┌──
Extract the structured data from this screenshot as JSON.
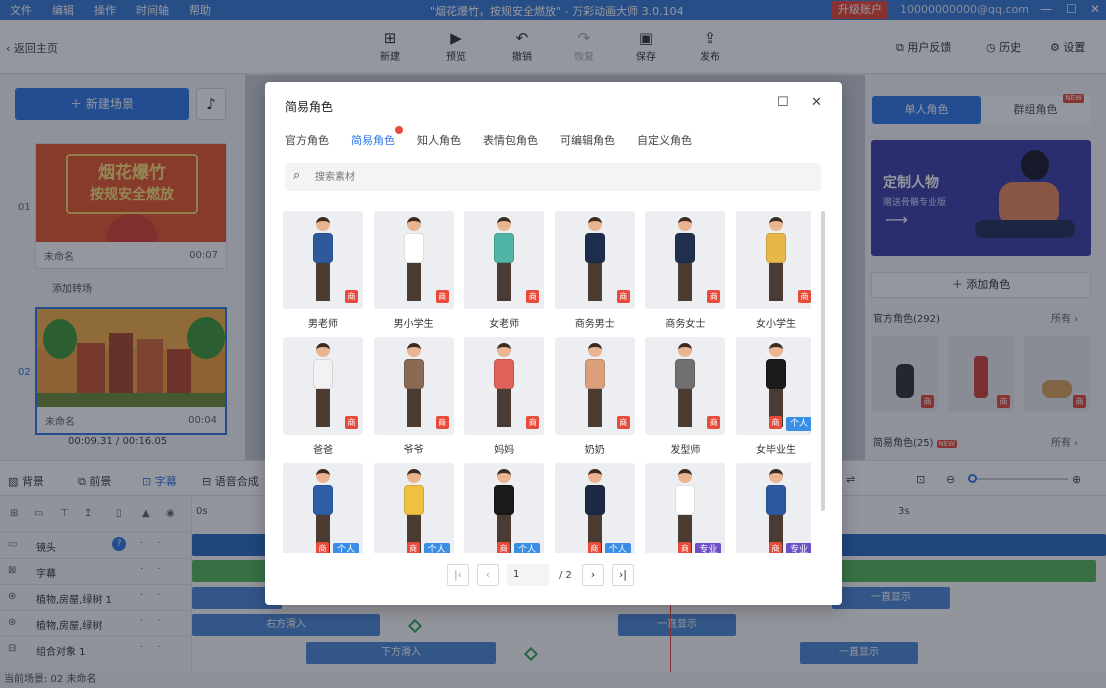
{
  "menubar": {
    "items": [
      "文件",
      "编辑",
      "操作",
      "时间轴",
      "帮助"
    ],
    "title": "\"烟花爆竹，按规安全燃放\" - 万彩动画大师 3.0.104",
    "upgrade": "升级账户",
    "user": "10000000000@qq.com"
  },
  "toolbar": {
    "back": "返回主页",
    "new": "新建",
    "preview": "预览",
    "undo": "撤销",
    "redo": "恢复",
    "save": "保存",
    "publish": "发布",
    "feedback": "用户反馈",
    "history": "历史",
    "settings": "设置"
  },
  "left": {
    "new_scene": "新建场景",
    "scenes": [
      {
        "num": "01",
        "name": "未命名",
        "time": "00:07",
        "thumb_text1": "烟花爆竹",
        "thumb_text2": "按规安全燃放"
      },
      {
        "num": "02",
        "name": "未命名",
        "time": "00:04"
      }
    ],
    "add_transition": "添加转场",
    "timecode": "00:09.31 / 00:16.05"
  },
  "right": {
    "tab_single": "单人角色",
    "tab_group": "群组角色",
    "new_tag": "NEW",
    "banner_title": "定制人物",
    "banner_sub": "赠送骨骼专业版",
    "add_role": "添加角色",
    "official": "官方角色(292)",
    "simple": "简易角色(25)",
    "more": "所有 ›",
    "badge": "商"
  },
  "timeline": {
    "tabs": [
      "背景",
      "前景",
      "字幕",
      "语音合成"
    ],
    "tracks": [
      "镜头",
      "字幕",
      "植物,房屋,绿树 1",
      "植物,房屋,绿树",
      "组合对象 1"
    ],
    "ruler_0": "0s",
    "ruler_3": "3s",
    "segments": {
      "slide_in_right": "右方滑入",
      "always_show": "一直显示",
      "slide_in_bottom": "下方滑入"
    },
    "footer": "当前场景: 02  未命名"
  },
  "modal": {
    "title": "简易角色",
    "tabs": [
      "官方角色",
      "简易角色",
      "知人角色",
      "表情包角色",
      "可编辑角色",
      "自定义角色"
    ],
    "active_tab": 1,
    "search_placeholder": "搜索素材",
    "badge": "商",
    "tag_personal": "个人",
    "tag_pro": "专业",
    "cards": [
      {
        "label": "男老师",
        "color": "#2e5a9c",
        "tag": ""
      },
      {
        "label": "男小学生",
        "color": "#ffffff",
        "tag": ""
      },
      {
        "label": "女老师",
        "color": "#4fb3a6",
        "tag": ""
      },
      {
        "label": "商务男士",
        "color": "#1f2d4d",
        "tag": ""
      },
      {
        "label": "商务女士",
        "color": "#22304f",
        "tag": ""
      },
      {
        "label": "女小学生",
        "color": "#e8b74a",
        "tag": ""
      },
      {
        "label": "爸爸",
        "color": "#f2f2f2",
        "tag": ""
      },
      {
        "label": "爷爷",
        "color": "#8a6a52",
        "tag": ""
      },
      {
        "label": "妈妈",
        "color": "#e0605a",
        "tag": ""
      },
      {
        "label": "奶奶",
        "color": "#d9a07a",
        "tag": ""
      },
      {
        "label": "发型师",
        "color": "#707070",
        "tag": ""
      },
      {
        "label": "女毕业生",
        "color": "#1a1a1a",
        "tag": "personal"
      },
      {
        "label": "",
        "color": "#2e5ea8",
        "tag": "personal"
      },
      {
        "label": "",
        "color": "#f0c040",
        "tag": "personal"
      },
      {
        "label": "",
        "color": "#1a1a1a",
        "tag": "personal"
      },
      {
        "label": "",
        "color": "#1e2a45",
        "tag": "personal"
      },
      {
        "label": "",
        "color": "#ffffff",
        "tag": "pro"
      },
      {
        "label": "",
        "color": "#2c5aa0",
        "tag": "pro"
      }
    ],
    "page_current": "1",
    "page_total": "/ 2"
  }
}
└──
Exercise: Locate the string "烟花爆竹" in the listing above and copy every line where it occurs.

Answer to this task:
    "title": "\"烟花爆竹，按规安全燃放\" - 万彩动画大师 3.0.104",
        "thumb_text1": "烟花爆竹",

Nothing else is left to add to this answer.